BEGIN
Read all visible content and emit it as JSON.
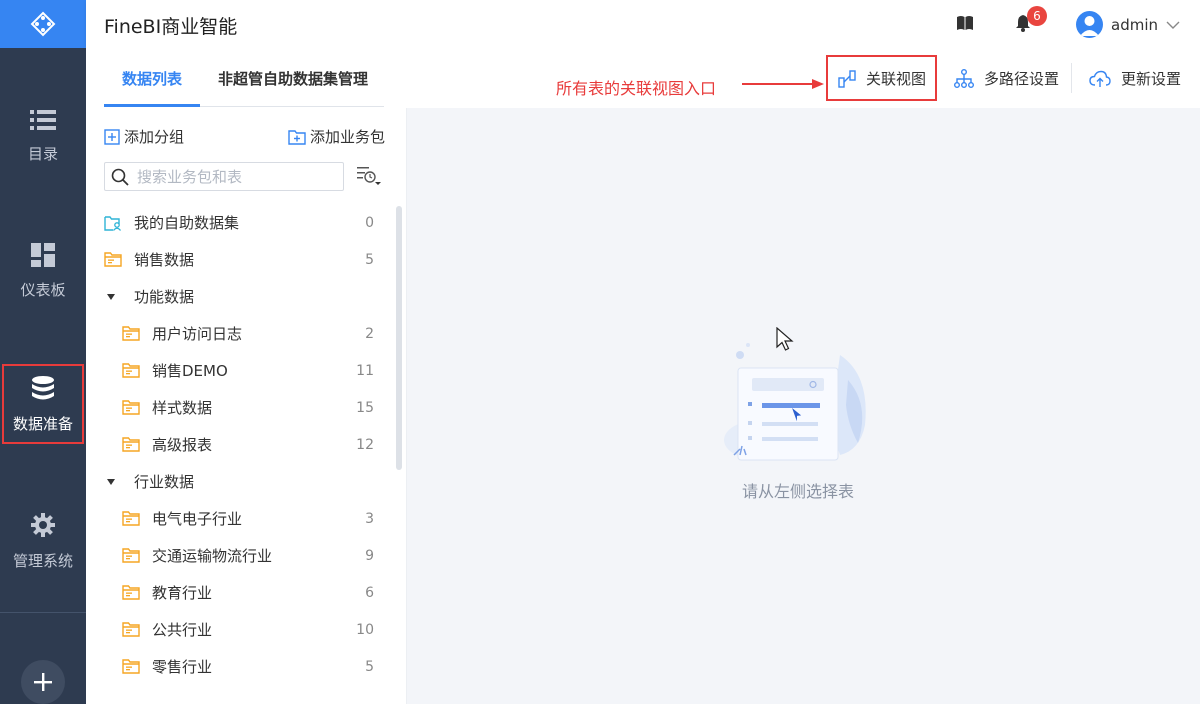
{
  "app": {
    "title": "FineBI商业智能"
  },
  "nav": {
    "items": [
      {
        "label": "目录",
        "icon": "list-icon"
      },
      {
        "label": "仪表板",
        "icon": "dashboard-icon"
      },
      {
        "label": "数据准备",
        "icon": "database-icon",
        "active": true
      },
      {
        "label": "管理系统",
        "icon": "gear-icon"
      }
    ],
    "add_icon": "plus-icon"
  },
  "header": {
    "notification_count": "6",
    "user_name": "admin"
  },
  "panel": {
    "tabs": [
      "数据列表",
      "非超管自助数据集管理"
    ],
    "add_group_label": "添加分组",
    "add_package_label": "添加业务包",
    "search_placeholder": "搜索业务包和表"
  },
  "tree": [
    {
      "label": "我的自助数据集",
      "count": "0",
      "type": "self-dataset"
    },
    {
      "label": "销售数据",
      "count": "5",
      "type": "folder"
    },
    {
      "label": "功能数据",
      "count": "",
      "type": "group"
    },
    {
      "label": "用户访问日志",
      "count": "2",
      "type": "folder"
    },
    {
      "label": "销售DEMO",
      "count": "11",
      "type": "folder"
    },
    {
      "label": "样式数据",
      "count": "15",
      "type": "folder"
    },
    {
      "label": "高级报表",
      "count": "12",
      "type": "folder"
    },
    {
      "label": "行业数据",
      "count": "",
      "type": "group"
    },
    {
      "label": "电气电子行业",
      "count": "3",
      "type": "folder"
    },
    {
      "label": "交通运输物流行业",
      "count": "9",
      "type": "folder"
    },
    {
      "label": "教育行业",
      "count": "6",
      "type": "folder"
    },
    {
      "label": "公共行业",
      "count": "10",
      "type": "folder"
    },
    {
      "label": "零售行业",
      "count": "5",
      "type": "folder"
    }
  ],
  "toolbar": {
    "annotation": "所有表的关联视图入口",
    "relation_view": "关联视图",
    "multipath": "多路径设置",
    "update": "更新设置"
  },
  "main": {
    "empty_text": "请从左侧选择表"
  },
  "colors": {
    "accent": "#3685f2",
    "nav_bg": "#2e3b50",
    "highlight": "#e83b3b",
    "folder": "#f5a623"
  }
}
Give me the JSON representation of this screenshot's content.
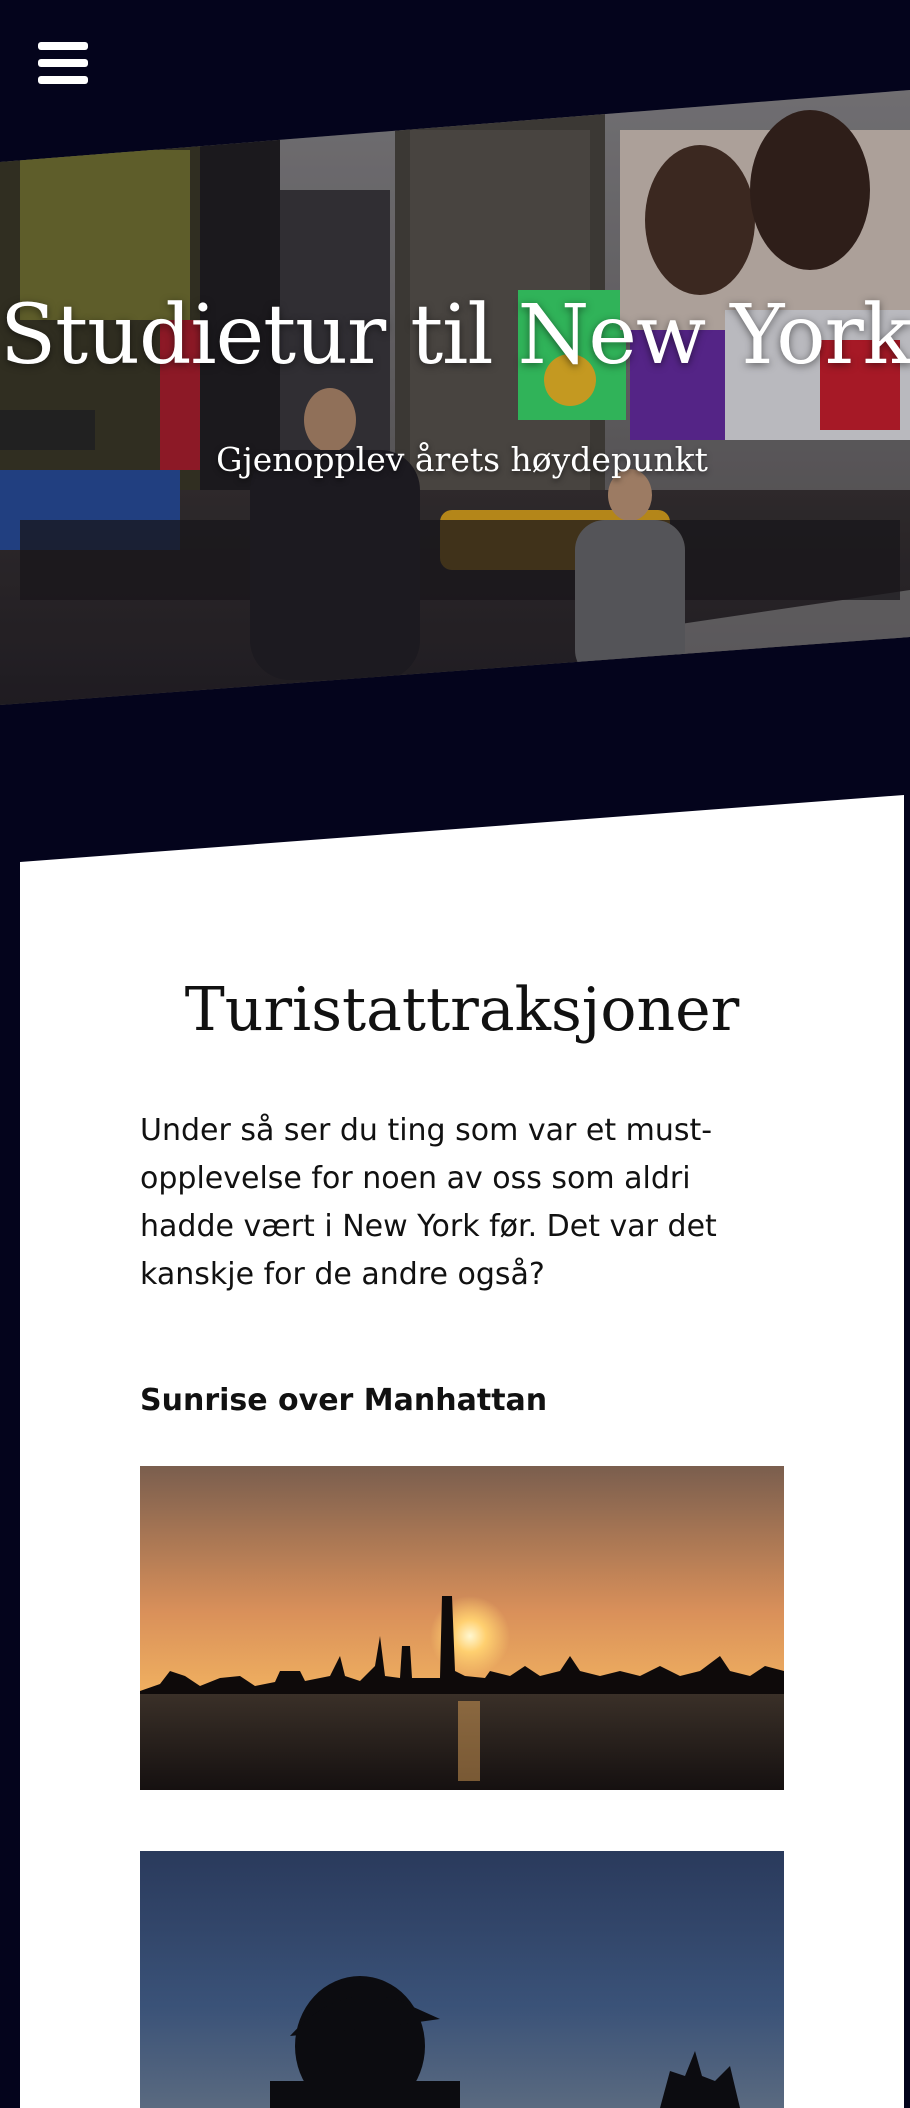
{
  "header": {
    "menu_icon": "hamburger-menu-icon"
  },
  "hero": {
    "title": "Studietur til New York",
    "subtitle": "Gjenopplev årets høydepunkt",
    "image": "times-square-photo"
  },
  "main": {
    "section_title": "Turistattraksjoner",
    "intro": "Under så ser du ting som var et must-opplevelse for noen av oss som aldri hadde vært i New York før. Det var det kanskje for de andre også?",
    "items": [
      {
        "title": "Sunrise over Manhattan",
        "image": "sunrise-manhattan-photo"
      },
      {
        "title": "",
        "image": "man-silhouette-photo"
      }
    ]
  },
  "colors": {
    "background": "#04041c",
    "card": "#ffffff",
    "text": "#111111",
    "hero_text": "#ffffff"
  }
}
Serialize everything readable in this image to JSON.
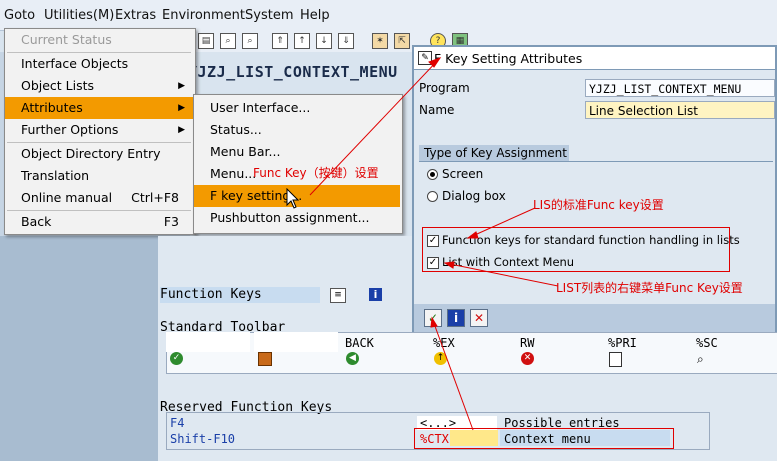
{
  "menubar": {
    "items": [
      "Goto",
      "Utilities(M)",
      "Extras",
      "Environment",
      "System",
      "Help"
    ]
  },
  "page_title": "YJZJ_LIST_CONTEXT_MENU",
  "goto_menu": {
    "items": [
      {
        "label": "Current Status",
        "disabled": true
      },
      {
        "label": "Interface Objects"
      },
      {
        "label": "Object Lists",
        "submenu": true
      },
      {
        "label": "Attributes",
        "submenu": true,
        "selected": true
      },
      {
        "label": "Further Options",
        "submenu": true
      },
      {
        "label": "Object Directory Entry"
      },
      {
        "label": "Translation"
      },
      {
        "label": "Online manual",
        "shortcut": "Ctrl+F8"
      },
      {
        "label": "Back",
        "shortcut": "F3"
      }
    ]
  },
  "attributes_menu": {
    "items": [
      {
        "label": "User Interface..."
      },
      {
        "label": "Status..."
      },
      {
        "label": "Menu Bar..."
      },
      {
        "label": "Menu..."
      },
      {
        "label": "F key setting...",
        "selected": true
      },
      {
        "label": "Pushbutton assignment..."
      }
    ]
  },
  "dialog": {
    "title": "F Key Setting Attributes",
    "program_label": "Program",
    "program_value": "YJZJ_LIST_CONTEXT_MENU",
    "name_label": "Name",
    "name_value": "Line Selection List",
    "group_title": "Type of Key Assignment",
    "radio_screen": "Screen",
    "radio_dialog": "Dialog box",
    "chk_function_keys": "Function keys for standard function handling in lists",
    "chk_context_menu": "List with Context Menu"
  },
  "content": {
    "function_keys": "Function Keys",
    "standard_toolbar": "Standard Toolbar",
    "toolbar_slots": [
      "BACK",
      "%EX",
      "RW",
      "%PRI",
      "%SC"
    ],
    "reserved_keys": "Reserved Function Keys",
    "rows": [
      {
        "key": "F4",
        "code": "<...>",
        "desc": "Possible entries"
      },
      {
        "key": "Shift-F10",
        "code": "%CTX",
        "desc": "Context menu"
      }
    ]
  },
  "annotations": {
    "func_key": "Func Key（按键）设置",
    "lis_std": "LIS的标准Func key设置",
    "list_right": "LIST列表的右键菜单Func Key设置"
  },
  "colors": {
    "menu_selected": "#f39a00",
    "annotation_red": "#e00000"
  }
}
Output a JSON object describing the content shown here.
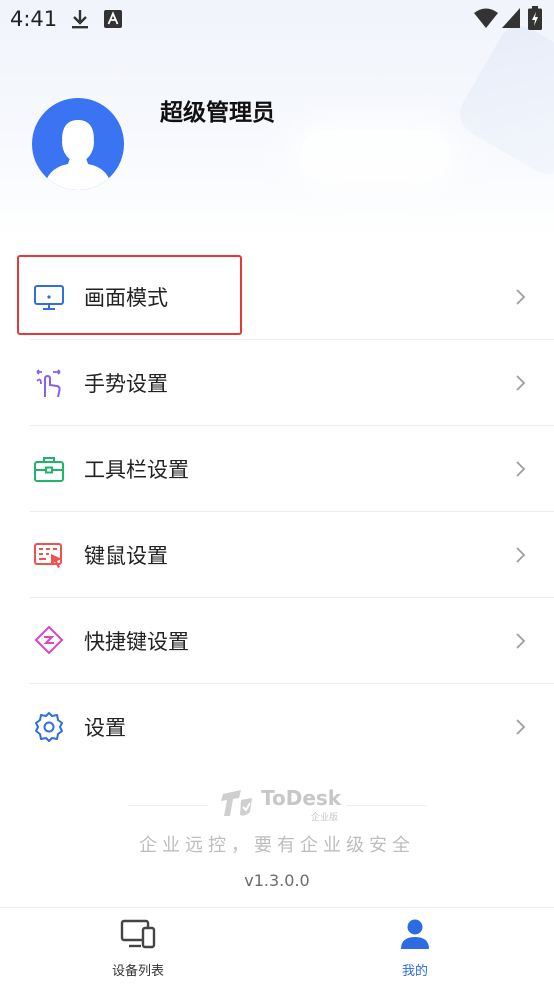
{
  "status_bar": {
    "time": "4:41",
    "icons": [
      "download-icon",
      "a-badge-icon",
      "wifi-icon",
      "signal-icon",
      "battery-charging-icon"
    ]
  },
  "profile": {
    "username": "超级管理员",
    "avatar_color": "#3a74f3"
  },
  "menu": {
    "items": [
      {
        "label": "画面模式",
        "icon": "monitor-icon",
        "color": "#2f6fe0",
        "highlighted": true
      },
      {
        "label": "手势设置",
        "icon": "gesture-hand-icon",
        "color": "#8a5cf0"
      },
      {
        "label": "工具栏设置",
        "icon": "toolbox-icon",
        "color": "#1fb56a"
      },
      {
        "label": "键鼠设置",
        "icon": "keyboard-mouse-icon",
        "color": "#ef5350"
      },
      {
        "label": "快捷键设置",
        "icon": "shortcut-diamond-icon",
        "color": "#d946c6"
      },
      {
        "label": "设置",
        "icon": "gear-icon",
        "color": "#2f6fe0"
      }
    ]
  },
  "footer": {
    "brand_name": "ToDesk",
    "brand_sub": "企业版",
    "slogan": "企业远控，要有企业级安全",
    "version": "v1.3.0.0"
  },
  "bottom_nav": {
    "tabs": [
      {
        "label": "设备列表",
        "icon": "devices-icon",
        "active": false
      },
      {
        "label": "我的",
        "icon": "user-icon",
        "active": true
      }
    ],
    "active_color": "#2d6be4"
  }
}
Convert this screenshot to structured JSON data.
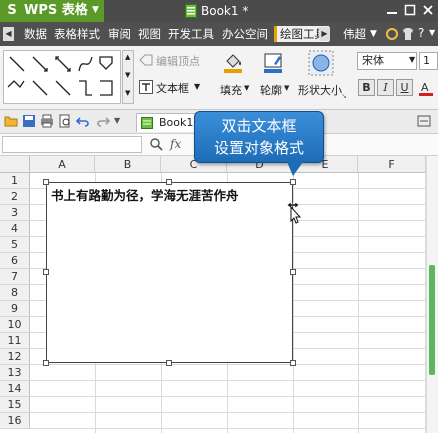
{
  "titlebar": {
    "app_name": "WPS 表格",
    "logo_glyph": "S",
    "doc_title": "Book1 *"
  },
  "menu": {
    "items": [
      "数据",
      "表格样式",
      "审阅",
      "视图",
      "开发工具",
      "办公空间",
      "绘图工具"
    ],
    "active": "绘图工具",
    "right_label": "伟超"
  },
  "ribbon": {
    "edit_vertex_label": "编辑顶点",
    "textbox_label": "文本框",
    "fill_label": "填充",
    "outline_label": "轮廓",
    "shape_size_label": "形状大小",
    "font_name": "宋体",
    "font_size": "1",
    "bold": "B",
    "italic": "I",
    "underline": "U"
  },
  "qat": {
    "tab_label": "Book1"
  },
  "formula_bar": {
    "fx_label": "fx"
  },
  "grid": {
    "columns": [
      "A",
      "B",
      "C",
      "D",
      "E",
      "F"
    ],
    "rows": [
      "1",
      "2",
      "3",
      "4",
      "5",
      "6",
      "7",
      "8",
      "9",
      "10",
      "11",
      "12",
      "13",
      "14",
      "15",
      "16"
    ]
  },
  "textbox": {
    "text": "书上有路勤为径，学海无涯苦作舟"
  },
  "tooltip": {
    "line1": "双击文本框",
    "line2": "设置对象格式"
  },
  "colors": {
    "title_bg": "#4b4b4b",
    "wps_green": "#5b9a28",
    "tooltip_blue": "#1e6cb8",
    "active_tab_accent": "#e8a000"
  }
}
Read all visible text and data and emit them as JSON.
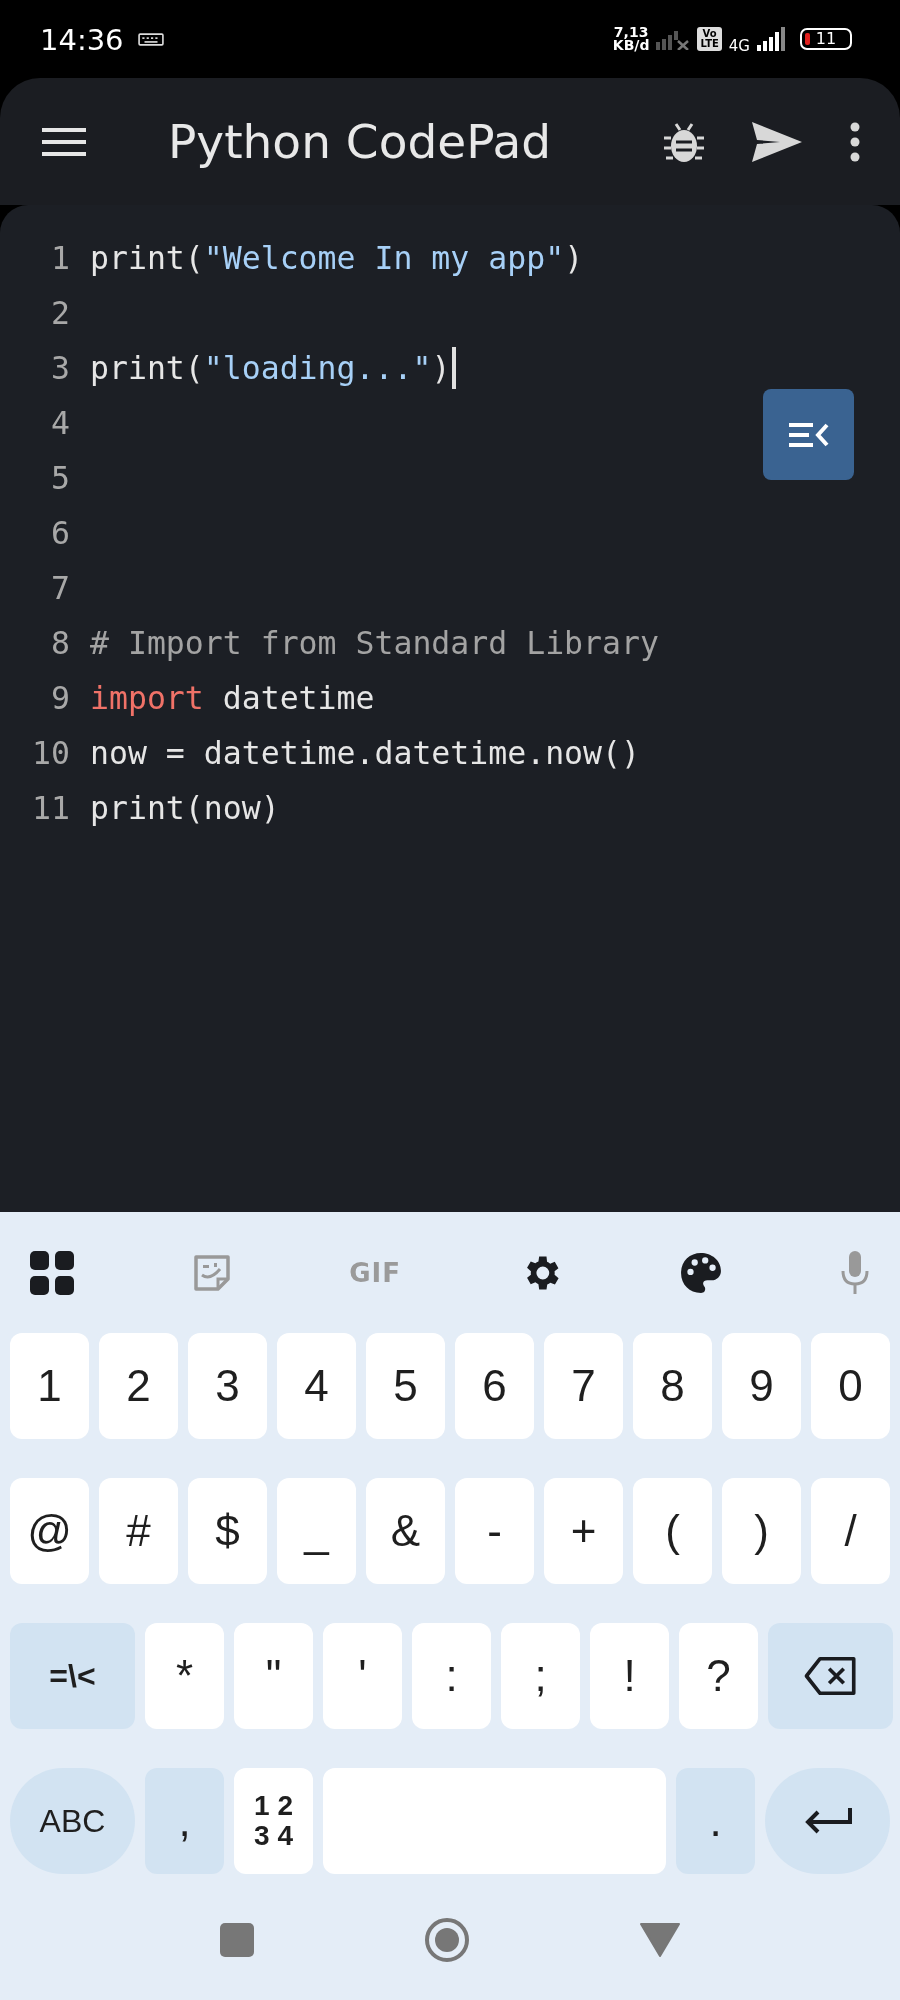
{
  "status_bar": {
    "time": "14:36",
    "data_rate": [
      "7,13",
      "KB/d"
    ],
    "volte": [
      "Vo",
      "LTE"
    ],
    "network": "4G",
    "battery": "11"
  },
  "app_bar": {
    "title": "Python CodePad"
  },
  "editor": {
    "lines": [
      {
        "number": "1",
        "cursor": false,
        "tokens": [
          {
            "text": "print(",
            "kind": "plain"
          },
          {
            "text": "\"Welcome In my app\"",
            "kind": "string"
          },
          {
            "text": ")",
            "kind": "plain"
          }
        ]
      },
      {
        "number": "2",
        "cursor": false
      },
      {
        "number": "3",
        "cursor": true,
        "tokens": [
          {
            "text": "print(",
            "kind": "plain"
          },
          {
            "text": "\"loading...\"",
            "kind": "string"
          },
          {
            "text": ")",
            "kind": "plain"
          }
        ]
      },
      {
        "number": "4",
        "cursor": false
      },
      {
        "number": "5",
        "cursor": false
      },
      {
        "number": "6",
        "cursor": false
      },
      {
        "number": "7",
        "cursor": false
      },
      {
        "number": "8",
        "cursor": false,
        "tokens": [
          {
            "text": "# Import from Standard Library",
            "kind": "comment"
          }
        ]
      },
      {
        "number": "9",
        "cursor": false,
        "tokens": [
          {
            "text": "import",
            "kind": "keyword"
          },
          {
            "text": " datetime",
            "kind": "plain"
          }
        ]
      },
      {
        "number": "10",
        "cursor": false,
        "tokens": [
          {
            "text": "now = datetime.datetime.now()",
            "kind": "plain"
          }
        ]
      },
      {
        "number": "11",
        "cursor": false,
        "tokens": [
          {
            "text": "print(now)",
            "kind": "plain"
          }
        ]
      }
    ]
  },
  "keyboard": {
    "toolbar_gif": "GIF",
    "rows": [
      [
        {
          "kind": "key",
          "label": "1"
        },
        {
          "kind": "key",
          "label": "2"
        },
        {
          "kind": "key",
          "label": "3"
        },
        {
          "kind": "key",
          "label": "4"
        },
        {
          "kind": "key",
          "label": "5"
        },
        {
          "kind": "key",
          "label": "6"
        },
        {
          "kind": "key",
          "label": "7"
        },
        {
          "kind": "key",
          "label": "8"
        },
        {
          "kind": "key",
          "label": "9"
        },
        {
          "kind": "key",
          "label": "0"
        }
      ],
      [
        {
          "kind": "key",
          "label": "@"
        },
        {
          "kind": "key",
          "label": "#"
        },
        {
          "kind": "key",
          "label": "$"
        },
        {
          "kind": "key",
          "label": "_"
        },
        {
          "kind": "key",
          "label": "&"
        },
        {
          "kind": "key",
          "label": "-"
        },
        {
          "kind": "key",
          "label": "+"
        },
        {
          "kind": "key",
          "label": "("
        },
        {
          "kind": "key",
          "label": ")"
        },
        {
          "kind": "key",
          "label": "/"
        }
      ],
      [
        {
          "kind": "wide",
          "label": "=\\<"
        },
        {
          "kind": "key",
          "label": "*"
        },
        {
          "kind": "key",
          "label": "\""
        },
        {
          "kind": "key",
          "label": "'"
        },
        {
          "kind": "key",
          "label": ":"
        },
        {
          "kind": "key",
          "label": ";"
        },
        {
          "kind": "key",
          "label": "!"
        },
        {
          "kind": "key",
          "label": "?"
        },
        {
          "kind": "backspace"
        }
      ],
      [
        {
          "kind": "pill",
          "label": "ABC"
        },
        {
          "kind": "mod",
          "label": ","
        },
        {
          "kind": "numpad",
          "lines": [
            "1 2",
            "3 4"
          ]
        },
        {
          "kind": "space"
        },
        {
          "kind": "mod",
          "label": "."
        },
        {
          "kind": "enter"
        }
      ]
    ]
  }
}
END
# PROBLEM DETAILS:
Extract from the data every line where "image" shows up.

# RESPONSE TO THE EXERCISE:
    "image": "times-square-photo"
        "image": "sunrise-manhattan-photo"
        "image": "man-silhouette-photo"
Serialize everything readable in this image to JSON.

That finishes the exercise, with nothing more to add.